→ Requirement
From the material below, return every line that includes "value".
Material for this task Block Start
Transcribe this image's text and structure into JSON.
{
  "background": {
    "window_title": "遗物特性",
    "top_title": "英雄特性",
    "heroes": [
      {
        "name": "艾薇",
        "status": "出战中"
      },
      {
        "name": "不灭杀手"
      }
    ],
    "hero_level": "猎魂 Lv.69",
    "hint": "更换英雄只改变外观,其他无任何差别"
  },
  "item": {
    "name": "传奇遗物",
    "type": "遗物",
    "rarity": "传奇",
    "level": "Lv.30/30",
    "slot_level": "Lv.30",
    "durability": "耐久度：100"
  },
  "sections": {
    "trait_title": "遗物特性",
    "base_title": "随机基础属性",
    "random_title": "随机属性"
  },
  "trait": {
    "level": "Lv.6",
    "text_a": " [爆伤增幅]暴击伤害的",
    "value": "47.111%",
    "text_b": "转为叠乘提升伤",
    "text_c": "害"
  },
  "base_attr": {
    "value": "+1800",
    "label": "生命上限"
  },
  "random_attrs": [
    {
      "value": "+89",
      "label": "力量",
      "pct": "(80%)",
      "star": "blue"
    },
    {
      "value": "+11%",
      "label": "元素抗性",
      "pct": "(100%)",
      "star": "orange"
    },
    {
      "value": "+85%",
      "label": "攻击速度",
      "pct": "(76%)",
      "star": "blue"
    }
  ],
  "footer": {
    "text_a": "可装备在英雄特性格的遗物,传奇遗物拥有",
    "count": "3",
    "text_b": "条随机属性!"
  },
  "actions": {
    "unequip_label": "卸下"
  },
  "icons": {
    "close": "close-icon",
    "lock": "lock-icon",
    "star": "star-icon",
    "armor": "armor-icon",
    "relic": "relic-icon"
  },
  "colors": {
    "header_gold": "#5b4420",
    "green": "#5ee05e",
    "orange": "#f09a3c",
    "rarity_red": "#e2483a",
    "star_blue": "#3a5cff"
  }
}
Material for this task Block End
→ Exercise result
    "value": "47.111%",
    "value": "+1800",
      "value": "+89",
      "value": "+11%",
      "value": "+85%",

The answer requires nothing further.